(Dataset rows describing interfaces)
++++++++

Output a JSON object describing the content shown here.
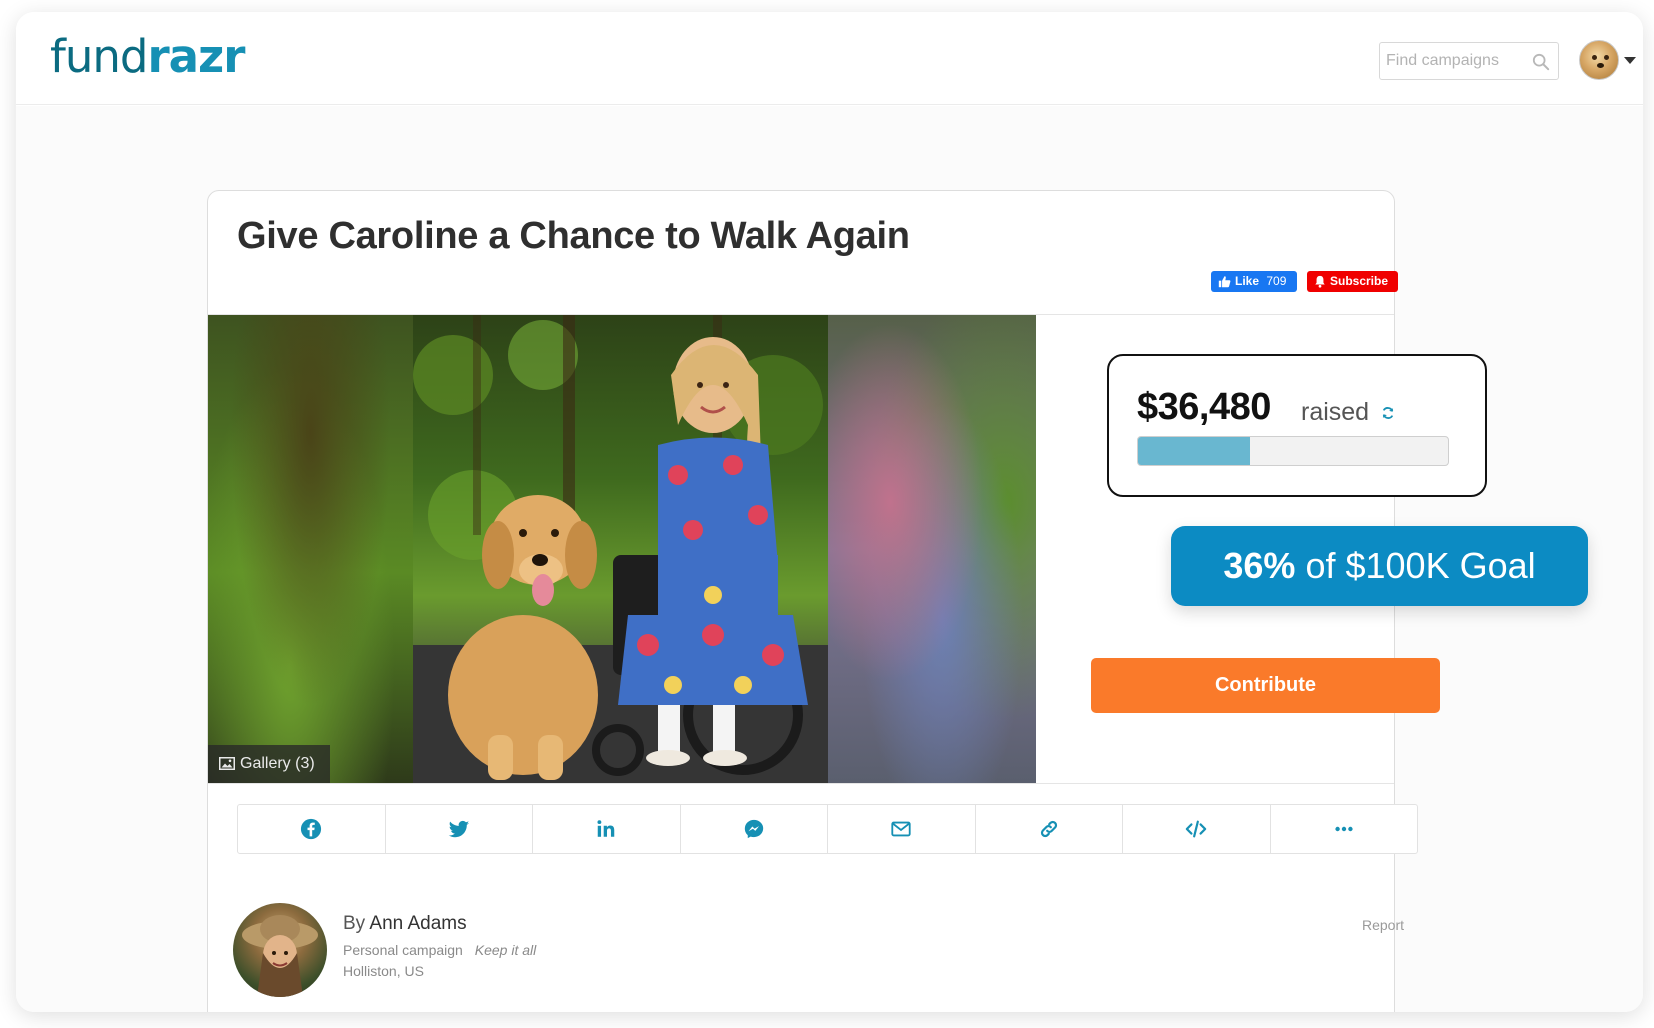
{
  "header": {
    "logo_part1": "fund",
    "logo_part2": "razr",
    "search_placeholder": "Find campaigns",
    "colors": {
      "logo_dark": "#0b6b81",
      "logo_accent": "#1690b4"
    }
  },
  "campaign": {
    "title": "Give Caroline a Chance to Walk Again",
    "social": {
      "like_label": "Like",
      "like_count": "709",
      "subscribe_label": "Subscribe"
    },
    "media": {
      "gallery_label": "Gallery (3)"
    },
    "stats": {
      "amount_raised": "$36,480",
      "raised_label": "raised",
      "progress_fraction": 0.36,
      "goal_percent": "36%",
      "goal_text": "of $100K Goal",
      "colors": {
        "progress": "#69b7d0",
        "goal_pill": "#0c8bc3"
      }
    },
    "contribute_label": "Contribute",
    "contribute_color": "#fa7a2a",
    "share_icons": [
      "facebook-icon",
      "twitter-icon",
      "linkedin-icon",
      "messenger-icon",
      "email-icon",
      "link-icon",
      "embed-code-icon",
      "more-icon"
    ],
    "share_color": "#1690b4",
    "creator": {
      "by_prefix": "By",
      "name": "Ann Adams",
      "campaign_type": "Personal campaign",
      "funding_model": "Keep it all",
      "location": "Holliston, US",
      "report_label": "Report"
    }
  }
}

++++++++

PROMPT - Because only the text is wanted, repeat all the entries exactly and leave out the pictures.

RESPONSE FOR THIS EXERCISE -
Output a JSON object describing the content shown here.
{
  "header": {
    "logo_part1": "fund",
    "logo_part2": "razr",
    "search_placeholder": "Find campaigns",
    "colors": {
      "logo_dark": "#0b6b81",
      "logo_accent": "#1690b4"
    }
  },
  "campaign": {
    "title": "Give Caroline a Chance to Walk Again",
    "social": {
      "like_label": "Like",
      "like_count": "709",
      "subscribe_label": "Subscribe"
    },
    "media": {
      "gallery_label": "Gallery (3)"
    },
    "stats": {
      "amount_raised": "$36,480",
      "raised_label": "raised",
      "progress_fraction": 0.36,
      "goal_percent": "36%",
      "goal_text": "of $100K Goal",
      "colors": {
        "progress": "#69b7d0",
        "goal_pill": "#0c8bc3"
      }
    },
    "contribute_label": "Contribute",
    "contribute_color": "#fa7a2a",
    "share_icons": [
      "facebook-icon",
      "twitter-icon",
      "linkedin-icon",
      "messenger-icon",
      "email-icon",
      "link-icon",
      "embed-code-icon",
      "more-icon"
    ],
    "share_color": "#1690b4",
    "creator": {
      "by_prefix": "By",
      "name": "Ann Adams",
      "campaign_type": "Personal campaign",
      "funding_model": "Keep it all",
      "location": "Holliston, US",
      "report_label": "Report"
    }
  }
}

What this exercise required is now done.